What you should do
Your answer should be the records, copied exactly, with the pictures removed.

[Collection entries]

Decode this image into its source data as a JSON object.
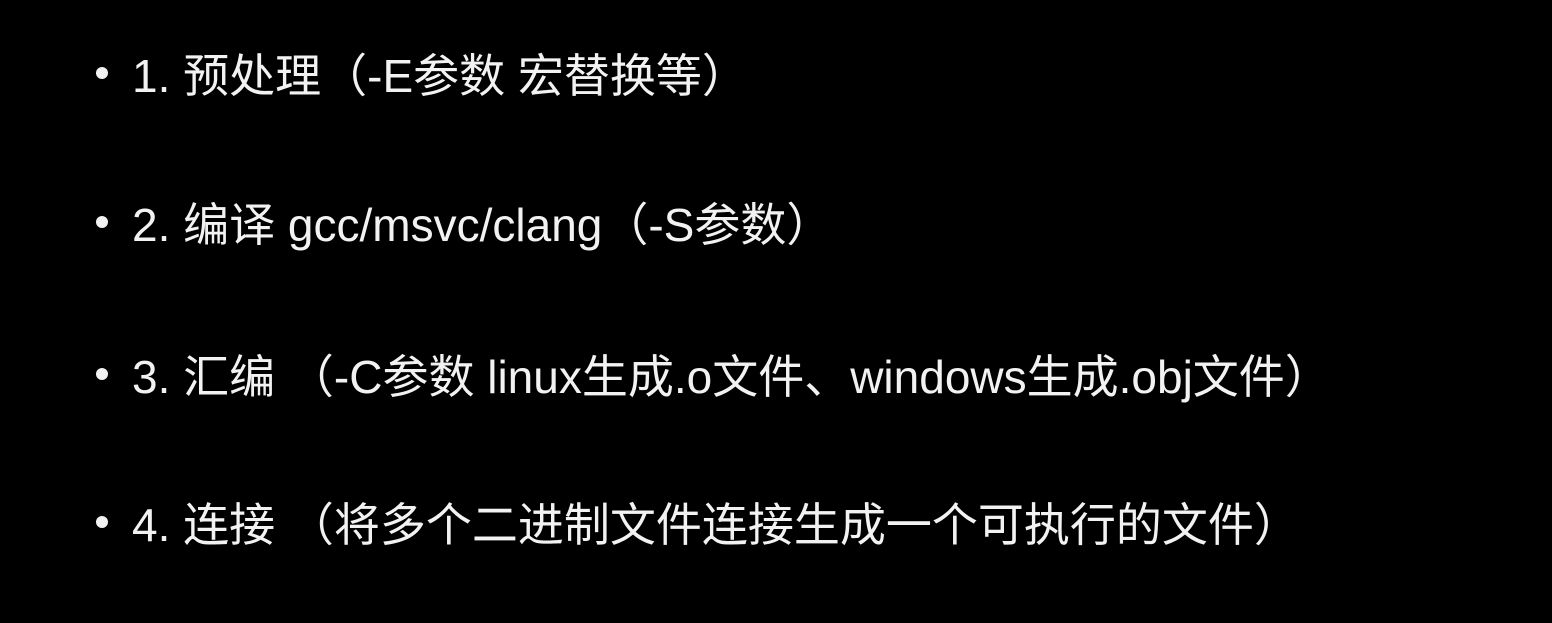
{
  "slide": {
    "items": [
      {
        "text": "1. 预处理（-E参数 宏替换等）"
      },
      {
        "text": "2. 编译 gcc/msvc/clang（-S参数）"
      },
      {
        "text": "3. 汇编 （-C参数 linux生成.o文件、windows生成.obj文件）"
      },
      {
        "text": "4. 连接 （将多个二进制文件连接生成一个可执行的文件）"
      }
    ]
  }
}
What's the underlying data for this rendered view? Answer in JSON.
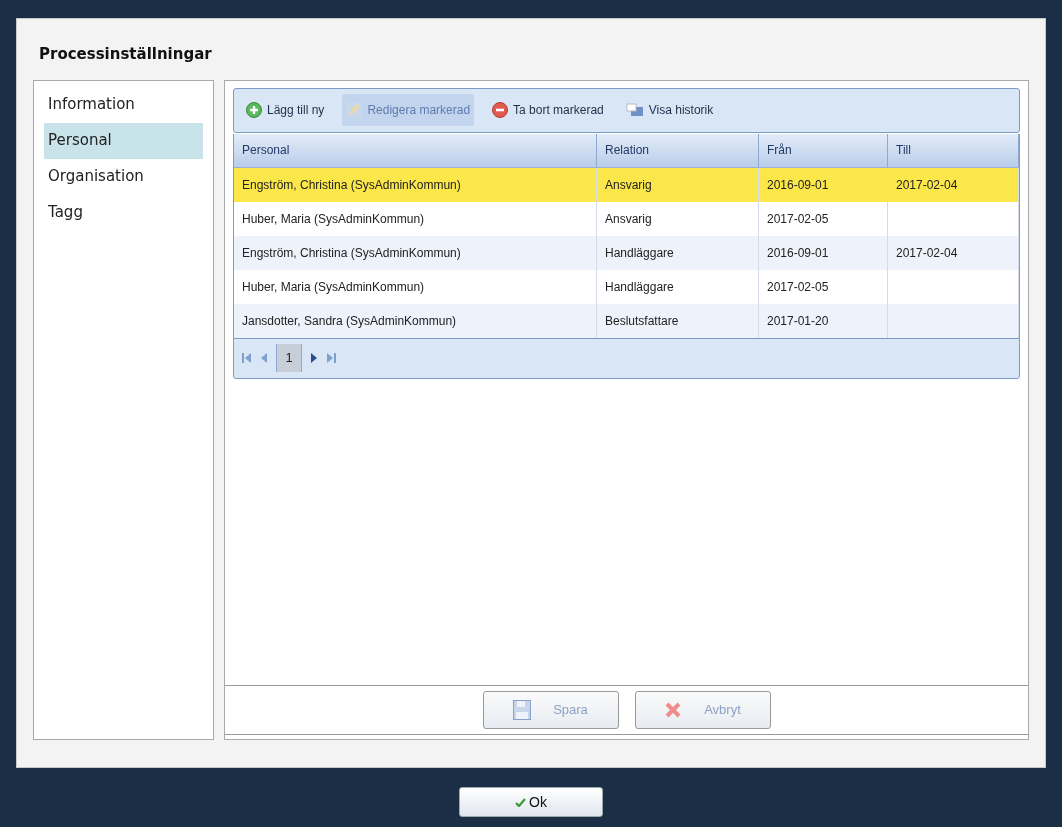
{
  "dialog": {
    "title": "Processinställningar"
  },
  "sidebar": {
    "items": [
      {
        "label": "Information",
        "selected": false
      },
      {
        "label": "Personal",
        "selected": true
      },
      {
        "label": "Organisation",
        "selected": false
      },
      {
        "label": "Tagg",
        "selected": false
      }
    ]
  },
  "toolbar": [
    {
      "kind": "add",
      "label": "Lägg till ny",
      "disabled": false
    },
    {
      "kind": "edit",
      "label": "Redigera markerad",
      "disabled": true
    },
    {
      "kind": "delete",
      "label": "Ta bort markerad",
      "disabled": false
    },
    {
      "kind": "history",
      "label": "Visa historik",
      "disabled": false
    }
  ],
  "table": {
    "columns": [
      "Personal",
      "Relation",
      "Från",
      "Till"
    ],
    "rows": [
      {
        "cells": [
          "Engström, Christina (SysAdminKommun)",
          "Ansvarig",
          "2016-09-01",
          "2017-02-04"
        ],
        "selected": true
      },
      {
        "cells": [
          "Huber, Maria (SysAdminKommun)",
          "Ansvarig",
          "2017-02-05",
          ""
        ],
        "selected": false
      },
      {
        "cells": [
          "Engström, Christina (SysAdminKommun)",
          "Handläggare",
          "2016-09-01",
          "2017-02-04"
        ],
        "selected": false
      },
      {
        "cells": [
          "Huber, Maria (SysAdminKommun)",
          "Handläggare",
          "2017-02-05",
          ""
        ],
        "selected": false
      },
      {
        "cells": [
          "Jansdotter, Sandra (SysAdminKommun)",
          "Beslutsfattare",
          "2017-01-20",
          ""
        ],
        "selected": false
      }
    ]
  },
  "pager": {
    "pages": [
      {
        "label": "1",
        "selected": true
      }
    ]
  },
  "actions": [
    {
      "kind": "save",
      "label": "Spara",
      "disabled": true
    },
    {
      "kind": "cancel",
      "label": "Avbryt",
      "disabled": true
    }
  ],
  "footer": {
    "ok_label": "Ok"
  }
}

Written answer
Decode this image into its source data as a JSON object.
{
  "slide": {
    "items": [
      {
        "text": "1. 预处理（-E参数 宏替换等）"
      },
      {
        "text": "2. 编译 gcc/msvc/clang（-S参数）"
      },
      {
        "text": "3. 汇编 （-C参数 linux生成.o文件、windows生成.obj文件）"
      },
      {
        "text": "4. 连接 （将多个二进制文件连接生成一个可执行的文件）"
      }
    ]
  }
}
What's the underlying data for this rendered view? Answer in JSON.
{
  "dialog": {
    "title": "Processinställningar"
  },
  "sidebar": {
    "items": [
      {
        "label": "Information",
        "selected": false
      },
      {
        "label": "Personal",
        "selected": true
      },
      {
        "label": "Organisation",
        "selected": false
      },
      {
        "label": "Tagg",
        "selected": false
      }
    ]
  },
  "toolbar": [
    {
      "kind": "add",
      "label": "Lägg till ny",
      "disabled": false
    },
    {
      "kind": "edit",
      "label": "Redigera markerad",
      "disabled": true
    },
    {
      "kind": "delete",
      "label": "Ta bort markerad",
      "disabled": false
    },
    {
      "kind": "history",
      "label": "Visa historik",
      "disabled": false
    }
  ],
  "table": {
    "columns": [
      "Personal",
      "Relation",
      "Från",
      "Till"
    ],
    "rows": [
      {
        "cells": [
          "Engström, Christina (SysAdminKommun)",
          "Ansvarig",
          "2016-09-01",
          "2017-02-04"
        ],
        "selected": true
      },
      {
        "cells": [
          "Huber, Maria (SysAdminKommun)",
          "Ansvarig",
          "2017-02-05",
          ""
        ],
        "selected": false
      },
      {
        "cells": [
          "Engström, Christina (SysAdminKommun)",
          "Handläggare",
          "2016-09-01",
          "2017-02-04"
        ],
        "selected": false
      },
      {
        "cells": [
          "Huber, Maria (SysAdminKommun)",
          "Handläggare",
          "2017-02-05",
          ""
        ],
        "selected": false
      },
      {
        "cells": [
          "Jansdotter, Sandra (SysAdminKommun)",
          "Beslutsfattare",
          "2017-01-20",
          ""
        ],
        "selected": false
      }
    ]
  },
  "pager": {
    "pages": [
      {
        "label": "1",
        "selected": true
      }
    ]
  },
  "actions": [
    {
      "kind": "save",
      "label": "Spara",
      "disabled": true
    },
    {
      "kind": "cancel",
      "label": "Avbryt",
      "disabled": true
    }
  ],
  "footer": {
    "ok_label": "Ok"
  }
}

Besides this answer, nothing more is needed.